The decision on the controversial subject comes after lengthy legal battles over who should have access to the pill and at what age. The Justice Department did not say definitively whether it would appeal, but released a statement saying: “The Department of Justice is reviewing the appellate options and expects to act promptly.”
The Food and Drug Administration had initially decided to allow the emergency pill to be available for young teens. But Health and Human Services Secretary Kathleen Sebelius overruled the FDA in late 2011, and the agency limited availability without a prescription to women 17 and older.
The decision Friday by U.S. District Judge Edward Korman ordered the FDA to make the pill, commonly referred to as the abortion pill, available for all ages. The decision means that unless the FDA appeals and is granted a stay, by this time next month a teenager 16 or under could walk into a local pharmacy and buy the pill off the shelf.
Korman accused the FDA of “intolerable delays” in reviewing a petition seeking broad access to the drug, likening the process to an “administrative agency filibuster.”
“The plaintiffs should not be forced to endure, nor should the agency’s misconduct be rewarded by, an exercise that permits the FDA to engage in further delays and obstruction,” he wrote.
The FDA declined to comment on the ruling, describing it as an “ongoing legal matter.”
Pill manufacturer Teva said it is “currently reviewing” the decision. “We have no additional comment at this time,” the company said.
The judge ordered the change to be completed in a month. The opinion is sure to rile conservatives and other pro-life groups, who consider the morning-after pill — in some cases — to act as an abortion-inducing drug.
“This ruling places the health of young girls at risk,” said Anna Higgins of the Family Research Council. “There is a real danger that Plan B may be given to young girls, under coercion or without their consent. The involvement of parents and medical professionals act as a safeguard for these young girls. However, today’s ruling removes these commonsense protections.”
The case started in 2005, and Korman initially ruled in 2009 that 17 year-olds should have over-the-counter access. The FDA then moved to allow that access to all ages, until Sebelius stepped in.
Korman wrote in his opinion that “the FDA bowed to political pressure emanating from the White House.”
The Center for Reproductive Rights, which filed suit against the age restriction, and other groups have argued that contraceptives are being held to a different and non-scientific standard than other drugs and that politics has played a role in decision-making.
“I think this is a landmark decision in terms of providing women and girls in the United States access to a safe and effective form of birth control,” said attorney Andrea Costello with the Partnership for Civil Justice Fund.
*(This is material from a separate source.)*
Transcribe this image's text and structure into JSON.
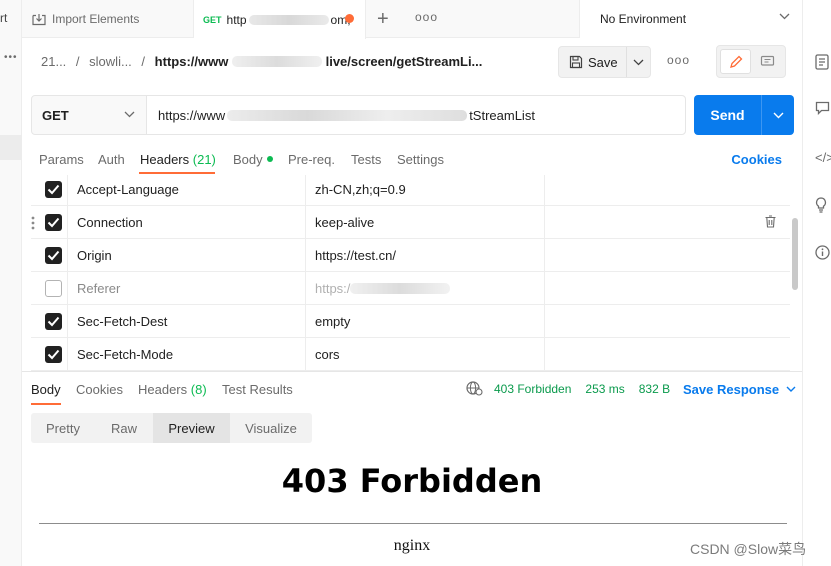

The morning-after pill contains a higher dose of the female progestin hormone that is in regular birth control pills. Taking it within 72 hours of rape, condom failure or just forgetting regular contraception can cut the chances of pregnancy by up to 89 percent. But it works best within the first 24 hours.
If a woman already is pregnant, the pill has no effect. It prevents ovulation or fertilization of an egg. According to the medical definition, pregnancy doesn’t begin until a fertilized egg implants itself into the wall of the uterus. Still, some critics say Plan B is the equivalent of an abortion pill because it may also be able to prevent a fertilized egg from attaching to the uterus, a contention that scientists — and Korman, in his ruling — said has been discredited.
The Associated Press contributed to this report.